I'm a Bohemian-American

by Jerry Ratch

My first and so far only visit to my homeland of Prague was first described to me by a tourist guidebook, which laid out many of the fundamentals one must follow while travelling there. It was pointed out, for instance, that we would be “unlikely to encounter nouvelle cuisine, or be provided with a balanced range of vitamins.
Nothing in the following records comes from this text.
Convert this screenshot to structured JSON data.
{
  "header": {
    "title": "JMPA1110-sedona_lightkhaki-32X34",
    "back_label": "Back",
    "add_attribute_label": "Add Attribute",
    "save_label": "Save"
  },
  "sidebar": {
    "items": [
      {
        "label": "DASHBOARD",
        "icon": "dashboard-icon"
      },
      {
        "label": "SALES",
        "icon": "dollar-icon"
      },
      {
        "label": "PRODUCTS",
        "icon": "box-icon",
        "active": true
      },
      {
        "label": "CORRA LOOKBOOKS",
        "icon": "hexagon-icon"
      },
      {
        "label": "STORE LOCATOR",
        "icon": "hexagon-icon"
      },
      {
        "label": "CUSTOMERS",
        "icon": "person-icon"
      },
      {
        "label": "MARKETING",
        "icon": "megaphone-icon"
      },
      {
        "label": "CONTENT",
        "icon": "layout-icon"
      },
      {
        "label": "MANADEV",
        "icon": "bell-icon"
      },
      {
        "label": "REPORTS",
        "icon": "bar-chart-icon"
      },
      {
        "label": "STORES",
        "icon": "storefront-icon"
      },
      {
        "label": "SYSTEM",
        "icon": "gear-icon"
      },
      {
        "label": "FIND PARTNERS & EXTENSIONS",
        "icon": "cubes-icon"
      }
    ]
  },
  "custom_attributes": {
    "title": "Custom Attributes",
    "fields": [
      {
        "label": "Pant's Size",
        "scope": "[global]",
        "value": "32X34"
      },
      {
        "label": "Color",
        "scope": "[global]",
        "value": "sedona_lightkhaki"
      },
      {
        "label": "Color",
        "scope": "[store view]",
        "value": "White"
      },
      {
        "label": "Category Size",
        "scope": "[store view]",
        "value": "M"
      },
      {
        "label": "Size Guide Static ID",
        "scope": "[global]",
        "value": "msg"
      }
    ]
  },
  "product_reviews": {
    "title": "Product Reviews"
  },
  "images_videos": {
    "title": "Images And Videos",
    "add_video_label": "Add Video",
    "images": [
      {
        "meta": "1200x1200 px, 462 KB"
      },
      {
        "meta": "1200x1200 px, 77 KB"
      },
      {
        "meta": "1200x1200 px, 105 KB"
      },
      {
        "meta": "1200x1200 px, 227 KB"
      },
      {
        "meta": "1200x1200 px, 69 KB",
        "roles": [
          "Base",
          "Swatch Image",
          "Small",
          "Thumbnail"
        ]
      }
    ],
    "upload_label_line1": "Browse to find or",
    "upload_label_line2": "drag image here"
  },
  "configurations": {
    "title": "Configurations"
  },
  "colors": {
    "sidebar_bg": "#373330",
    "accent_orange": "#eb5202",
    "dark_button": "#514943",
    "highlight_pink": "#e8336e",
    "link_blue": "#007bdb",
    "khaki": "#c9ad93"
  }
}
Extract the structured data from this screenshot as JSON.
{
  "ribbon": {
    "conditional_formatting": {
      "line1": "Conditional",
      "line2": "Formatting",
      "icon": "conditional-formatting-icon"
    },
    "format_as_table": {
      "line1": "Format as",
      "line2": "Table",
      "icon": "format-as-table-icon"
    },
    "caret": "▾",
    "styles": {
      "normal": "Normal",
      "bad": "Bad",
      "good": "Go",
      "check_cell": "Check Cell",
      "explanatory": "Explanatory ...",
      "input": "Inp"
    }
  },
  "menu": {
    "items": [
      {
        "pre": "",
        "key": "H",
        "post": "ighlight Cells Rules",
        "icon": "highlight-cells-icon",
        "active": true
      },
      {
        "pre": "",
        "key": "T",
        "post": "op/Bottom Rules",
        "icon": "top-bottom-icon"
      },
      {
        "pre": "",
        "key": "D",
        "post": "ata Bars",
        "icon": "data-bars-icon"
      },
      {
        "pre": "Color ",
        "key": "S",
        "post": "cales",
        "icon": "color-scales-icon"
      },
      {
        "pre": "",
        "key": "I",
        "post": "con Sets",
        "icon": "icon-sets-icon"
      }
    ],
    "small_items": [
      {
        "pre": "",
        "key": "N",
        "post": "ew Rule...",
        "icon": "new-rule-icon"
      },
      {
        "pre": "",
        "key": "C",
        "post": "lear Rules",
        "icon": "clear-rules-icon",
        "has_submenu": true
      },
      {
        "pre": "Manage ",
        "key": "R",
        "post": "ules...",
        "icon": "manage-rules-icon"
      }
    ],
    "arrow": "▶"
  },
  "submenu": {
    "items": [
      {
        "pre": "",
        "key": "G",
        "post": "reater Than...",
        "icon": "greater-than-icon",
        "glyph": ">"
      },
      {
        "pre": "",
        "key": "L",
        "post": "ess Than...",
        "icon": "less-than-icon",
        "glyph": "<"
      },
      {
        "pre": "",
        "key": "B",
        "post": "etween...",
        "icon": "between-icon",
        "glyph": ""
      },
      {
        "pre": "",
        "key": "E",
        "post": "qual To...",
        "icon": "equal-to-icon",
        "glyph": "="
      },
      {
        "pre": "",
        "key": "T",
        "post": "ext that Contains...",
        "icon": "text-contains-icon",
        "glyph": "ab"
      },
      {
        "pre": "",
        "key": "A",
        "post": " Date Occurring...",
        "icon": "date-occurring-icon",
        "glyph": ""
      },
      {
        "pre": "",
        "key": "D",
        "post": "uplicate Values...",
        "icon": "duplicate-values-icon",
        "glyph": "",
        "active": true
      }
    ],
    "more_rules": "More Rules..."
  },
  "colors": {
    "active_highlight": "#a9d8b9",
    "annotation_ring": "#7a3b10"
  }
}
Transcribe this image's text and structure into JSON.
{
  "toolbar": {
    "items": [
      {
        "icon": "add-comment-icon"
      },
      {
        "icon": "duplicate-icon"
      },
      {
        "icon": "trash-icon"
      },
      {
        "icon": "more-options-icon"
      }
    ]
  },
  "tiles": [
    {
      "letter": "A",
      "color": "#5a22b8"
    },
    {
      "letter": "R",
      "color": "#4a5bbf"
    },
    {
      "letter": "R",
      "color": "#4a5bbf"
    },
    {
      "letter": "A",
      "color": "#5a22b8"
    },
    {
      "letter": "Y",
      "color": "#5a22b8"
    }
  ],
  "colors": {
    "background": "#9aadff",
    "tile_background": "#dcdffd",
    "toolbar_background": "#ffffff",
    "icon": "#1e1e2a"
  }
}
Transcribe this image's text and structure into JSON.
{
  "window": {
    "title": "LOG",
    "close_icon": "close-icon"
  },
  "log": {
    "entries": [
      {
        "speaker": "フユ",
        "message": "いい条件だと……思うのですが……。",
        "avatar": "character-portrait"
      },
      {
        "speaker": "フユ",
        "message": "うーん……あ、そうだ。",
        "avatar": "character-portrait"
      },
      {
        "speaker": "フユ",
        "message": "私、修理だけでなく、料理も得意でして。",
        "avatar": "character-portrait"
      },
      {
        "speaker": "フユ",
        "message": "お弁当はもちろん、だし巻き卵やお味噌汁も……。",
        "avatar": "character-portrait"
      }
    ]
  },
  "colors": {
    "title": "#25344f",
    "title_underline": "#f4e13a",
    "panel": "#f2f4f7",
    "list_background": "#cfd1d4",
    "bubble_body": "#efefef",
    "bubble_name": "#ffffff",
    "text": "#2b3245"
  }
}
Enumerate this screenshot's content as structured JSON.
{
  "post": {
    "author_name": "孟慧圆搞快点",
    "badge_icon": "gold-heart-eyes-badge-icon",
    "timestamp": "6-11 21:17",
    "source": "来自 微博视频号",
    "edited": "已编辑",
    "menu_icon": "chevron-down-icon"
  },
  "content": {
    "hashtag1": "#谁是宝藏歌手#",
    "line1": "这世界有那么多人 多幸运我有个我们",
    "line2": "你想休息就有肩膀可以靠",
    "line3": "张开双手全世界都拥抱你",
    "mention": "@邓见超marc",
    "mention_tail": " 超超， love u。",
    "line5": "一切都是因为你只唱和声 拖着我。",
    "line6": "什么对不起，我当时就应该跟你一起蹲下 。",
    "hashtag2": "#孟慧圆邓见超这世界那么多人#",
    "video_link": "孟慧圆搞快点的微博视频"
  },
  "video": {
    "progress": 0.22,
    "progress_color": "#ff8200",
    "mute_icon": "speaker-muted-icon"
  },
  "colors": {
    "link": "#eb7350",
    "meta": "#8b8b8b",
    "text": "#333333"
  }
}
Nonetheless, “it rambled on, “it can be delicious.”


Oh, great, I thought, (mostly to myself.)


It is difficult to avoid dishes having to do with pig, however. “As regards fish,” my guidebook pointed out, “Prague is a land-locked country a long way from the ocean,” (I did not realize that Prague was itself a country) “so it makes sense to just settle for carp, which are raised in the thousands in fishponds across the country … They are sold live from barrels and kept in the family bathtub before being slaughtered” (perhaps while trying to bathe for a change?)


Vegetarians are forewarned to stay at the border and not venture into the country until well after dark, as it is near impossible to fend off the wandering herds of pigs, foraging for truffles out in the abundant forests surrounding Prague. Best not to piss off a wandering pig, it is noted. This species is particularly known for their drunken behavior at many of the local beer-halls.

Prague is especially known for its many fine beers. One can practically live on beer there, if one is not an alcoholic. (Unless one wants to become an alcoholic.) Then Prague is a great place to practice your “Art.” It is practically over-run with artists, and with poets as well. Poets run rampant in the cities. Be very careful not to be run over by wandering packs of wild poets. Better to run with the pigs. They are far more predictable, and stable. And better taken care of as well.